A caution here is that it gets more complicated if both multi-technology cards and multi-technology readers are applied at the same time. This is generally not recommended.

Root Cause: Inability to convince management that there is a security problem

Some of these concepts may help to support the presentation to the C-Suite.

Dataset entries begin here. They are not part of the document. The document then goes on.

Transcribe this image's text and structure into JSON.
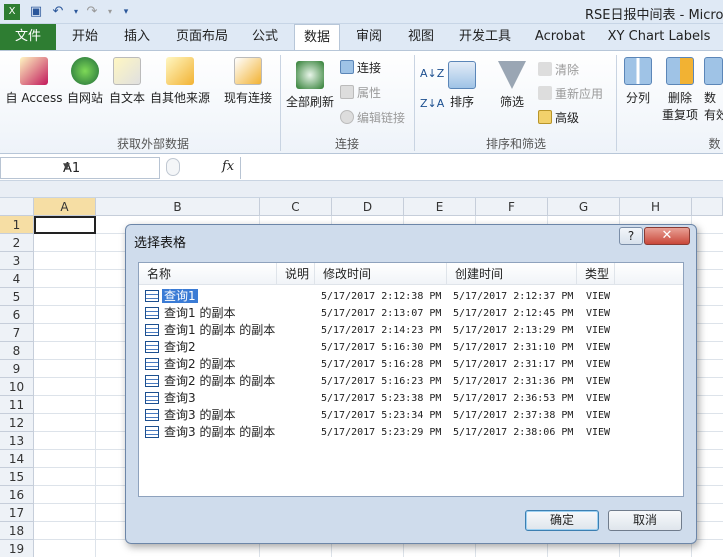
{
  "window": {
    "title": "RSE日报中间表 - Micro"
  },
  "tabs": [
    {
      "label": "文件"
    },
    {
      "label": "开始"
    },
    {
      "label": "插入"
    },
    {
      "label": "页面布局"
    },
    {
      "label": "公式"
    },
    {
      "label": "数据"
    },
    {
      "label": "审阅"
    },
    {
      "label": "视图"
    },
    {
      "label": "开发工具"
    },
    {
      "label": "Acrobat"
    },
    {
      "label": "XY Chart Labels"
    }
  ],
  "ribbon": {
    "get_external": {
      "label": "获取外部数据",
      "buttons": [
        "自 Access",
        "自网站",
        "自文本",
        "自其他来源",
        "现有连接"
      ]
    },
    "connections": {
      "label": "连接",
      "refresh_all": "全部刷新",
      "connections": "连接",
      "properties": "属性",
      "edit_links": "编辑链接"
    },
    "sort_filter": {
      "label": "排序和筛选",
      "sort": "排序",
      "filter": "筛选",
      "clear": "清除",
      "reapply": "重新应用",
      "advanced": "高级",
      "az": "A↓Z",
      "za": "Z↓A"
    },
    "data_tools": {
      "label": "数",
      "split": "分列",
      "remove_dup_1": "删除",
      "remove_dup_2": "重复项",
      "validate_1": "数",
      "validate_2": "有效"
    }
  },
  "formula_bar": {
    "cell_ref": "A1",
    "fx": "fx"
  },
  "grid": {
    "columns": [
      "A",
      "B",
      "C",
      "D",
      "E",
      "F",
      "G",
      "H"
    ],
    "rows": [
      "1",
      "2",
      "3",
      "4",
      "5",
      "6",
      "7",
      "8",
      "9",
      "10",
      "11",
      "12",
      "13",
      "14",
      "15",
      "16",
      "17",
      "18",
      "19"
    ]
  },
  "dialog": {
    "title": "选择表格",
    "help": "?",
    "close": "✕",
    "columns": [
      "名称",
      "说明",
      "修改时间",
      "创建时间",
      "类型"
    ],
    "rows": [
      {
        "name": "查询1",
        "modified": "5/17/2017 2:12:38 PM",
        "created": "5/17/2017 2:12:37 PM",
        "type": "VIEW"
      },
      {
        "name": "查询1 的副本",
        "modified": "5/17/2017 2:13:07 PM",
        "created": "5/17/2017 2:12:45 PM",
        "type": "VIEW"
      },
      {
        "name": "查询1 的副本 的副本",
        "modified": "5/17/2017 2:14:23 PM",
        "created": "5/17/2017 2:13:29 PM",
        "type": "VIEW"
      },
      {
        "name": "查询2",
        "modified": "5/17/2017 5:16:30 PM",
        "created": "5/17/2017 2:31:10 PM",
        "type": "VIEW"
      },
      {
        "name": "查询2 的副本",
        "modified": "5/17/2017 5:16:28 PM",
        "created": "5/17/2017 2:31:17 PM",
        "type": "VIEW"
      },
      {
        "name": "查询2 的副本 的副本",
        "modified": "5/17/2017 5:16:23 PM",
        "created": "5/17/2017 2:31:36 PM",
        "type": "VIEW"
      },
      {
        "name": "查询3",
        "modified": "5/17/2017 5:23:38 PM",
        "created": "5/17/2017 2:36:53 PM",
        "type": "VIEW"
      },
      {
        "name": "查询3 的副本",
        "modified": "5/17/2017 5:23:34 PM",
        "created": "5/17/2017 2:37:38 PM",
        "type": "VIEW"
      },
      {
        "name": "查询3 的副本 的副本",
        "modified": "5/17/2017 5:23:29 PM",
        "created": "5/17/2017 2:38:06 PM",
        "type": "VIEW"
      }
    ],
    "ok": "确定",
    "cancel": "取消"
  }
}
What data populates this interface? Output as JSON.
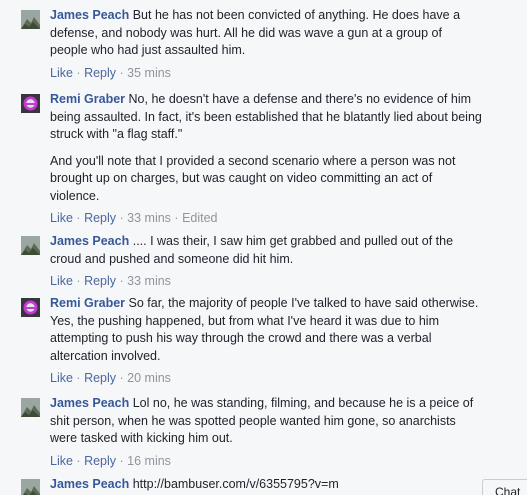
{
  "comments": [
    {
      "author": "James Peach",
      "avatar_icon": "landscape-avatar-icon",
      "text": "But he has not been convicted of anything. He does have a defense, and nobody was hurt. All he did was wave a gun at a group of people who had just assaulted him.",
      "extra": "",
      "like": "Like",
      "reply": "Reply",
      "time": "35 mins",
      "edited": ""
    },
    {
      "author": "Remi Graber",
      "avatar_icon": "purple-globe-avatar-icon",
      "text": "No, he doesn't have a defense and there's no evidence of him being assaulted. In fact, it's been established that he blatantly lied about being struck with \"a flag staff.\"",
      "extra": "And you'll note that I provided a second scenario where a person was not brought up on charges, but was caught on video committing an act of violence.",
      "like": "Like",
      "reply": "Reply",
      "time": "33 mins",
      "edited": "Edited"
    },
    {
      "author": "James Peach",
      "avatar_icon": "landscape-avatar-icon",
      "text": ".... I was their, I saw him get grabbed and pulled out of the croud and pushed and someone did hit him.",
      "extra": "",
      "like": "Like",
      "reply": "Reply",
      "time": "33 mins",
      "edited": ""
    },
    {
      "author": "Remi Graber",
      "avatar_icon": "purple-globe-avatar-icon",
      "text": "So far, the majority of people I've talked to have said otherwise. Yes, the pushing happened, but from what I've heard it was due to him attempting to push his way through the crowd and there was a verbal altercation involved.",
      "extra": "",
      "like": "Like",
      "reply": "Reply",
      "time": "20 mins",
      "edited": ""
    },
    {
      "author": "James Peach",
      "avatar_icon": "landscape-avatar-icon",
      "text": "Lol no, he was standing, filming, and because he is a peice of shit person, when he was spotted people wanted him gone, so anarchists were tasked with kicking him out.",
      "extra": "",
      "like": "Like",
      "reply": "Reply",
      "time": "16 mins",
      "edited": ""
    },
    {
      "author": "James Peach",
      "avatar_icon": "landscape-avatar-icon",
      "text": "http://bambuser.com/v/6355795?v=m",
      "extra": "",
      "like": "",
      "reply": "",
      "time": "",
      "edited": ""
    }
  ],
  "chat_tab": "Chat"
}
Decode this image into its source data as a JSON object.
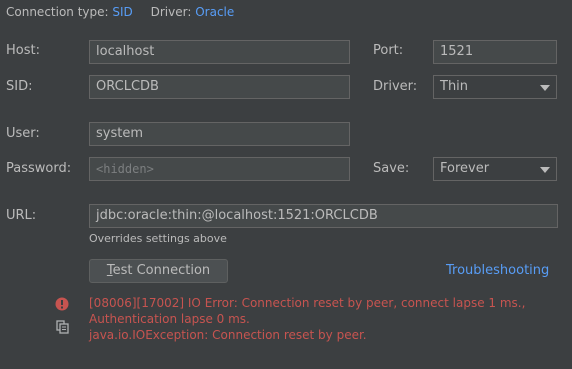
{
  "header": {
    "connection_type_label": "Connection type:",
    "connection_type_value": "SID",
    "driver_label": "Driver:",
    "driver_value": "Oracle"
  },
  "form": {
    "host_label": "Host:",
    "host_value": "localhost",
    "port_label": "Port:",
    "port_value": "1521",
    "sid_label": "SID:",
    "sid_value": "ORCLCDB",
    "driver_label": "Driver:",
    "driver_value": "Thin",
    "user_label": "User:",
    "user_value": "system",
    "password_label": "Password:",
    "password_placeholder": "<hidden>",
    "save_label": "Save:",
    "save_value": "Forever",
    "url_label": "URL:",
    "url_value": "jdbc:oracle:thin:@localhost:1521:ORCLCDB",
    "url_hint": "Overrides settings above"
  },
  "actions": {
    "test_connection_label": "Test Connection",
    "test_connection_mnemonic": "T",
    "troubleshooting_label": "Troubleshooting"
  },
  "error": {
    "line1": "[08006][17002] IO Error: Connection reset by peer, connect lapse 1 ms.,",
    "line2": "Authentication lapse 0 ms.",
    "line3": "java.io.IOException: Connection reset by peer."
  },
  "colors": {
    "background": "#3c3f41",
    "link": "#589df6",
    "error": "#c75450"
  }
}
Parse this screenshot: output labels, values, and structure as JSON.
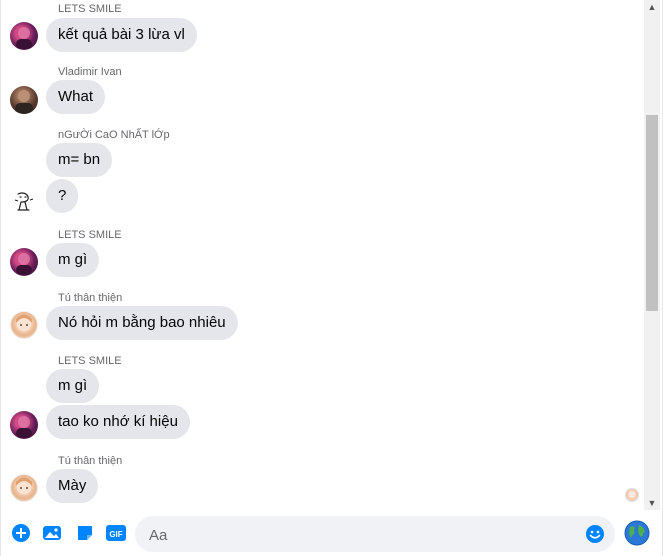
{
  "messages": [
    {
      "sender": "LETS SMILE",
      "avatar": "purple-avatar",
      "texts": [
        "kết quả bài 3 lừa vl"
      ]
    },
    {
      "sender": "Vladimir Ivan",
      "avatar": "brown-avatar",
      "texts": [
        "What"
      ]
    },
    {
      "sender": "nGưỜi CaO NhẤT lỚp",
      "avatar": "sketch-avatar",
      "texts": [
        "m= bn",
        "?"
      ]
    },
    {
      "sender": "LETS SMILE",
      "avatar": "purple-avatar",
      "texts": [
        "m gì"
      ]
    },
    {
      "sender": "Tú thân thiện",
      "avatar": "anime-avatar",
      "texts": [
        "Nó hỏi m bằng bao nhiêu"
      ]
    },
    {
      "sender": "LETS SMILE",
      "avatar": "purple-avatar",
      "texts": [
        "m gì",
        "tao ko nhớ kí hiệu"
      ]
    },
    {
      "sender": "Tú thân thiện",
      "avatar": "anime-avatar",
      "texts": [
        "Mày"
      ]
    }
  ],
  "composer": {
    "placeholder": "Aa",
    "icons": [
      "plus-icon",
      "image-icon",
      "sticker-icon",
      "gif-icon",
      "emoji-icon",
      "globe-icon"
    ],
    "gif_label": "GIF"
  },
  "colors": {
    "accent": "#0084ff",
    "bubble": "#e4e6eb"
  }
}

  • All technology becomes obsolete. Make planned obsolescence a cornerstone of the security program. The world is changing very rapidly and utilizing 40-year old insecure technology is not the basis of a viable security posture.
  • A three percent premium should not be the basis for intransigence when purchasing access control for the next project. By utilizing either dual card technology or dual reader technology, it is possible to initiate the transition.
  • It is highly likely that you will be unaware of a compromise. There is no way to know that a card was cloned unless, by happenstance, someone notices an anomaly where both cards are used at generally the same time in disparate areas, or if someone notices an unknown person in an area and confronts that person, discovering the cloned card. A Wiegand hack will allow a person to enter the property and the access control record will look like a valid employee transaction.
  • Given last year’s card sales statistics, 70 percent have web-published security flaws, seven percent are uncompromised symmetric cards, nine percent are mobile credentials, eight percent are asymmetric high security, while six percent are unknown. The industry continues to sell compromised solutions. Buyer beware.
  • How to hack an access control system is well documented. You don’t need to go to the dark web to find many ways to compromise these systems. Almost every compromise that you can find will be either the Wiegand communication or a card-to-reader security issue.
  • Using known compromised technologies contributes to liability. Card-to-reader and/or reader-to-panel communication will be a key claim of liability if there is a compromise that is related to a shooter on site that gained access through any of these methods, or a trade secret case is lost because the access control technology can no longer be shown to provide the area control that forms the basis for the protected information claim.

EDMONDS CHANDLER, CPP

 

www.RedHawkus.com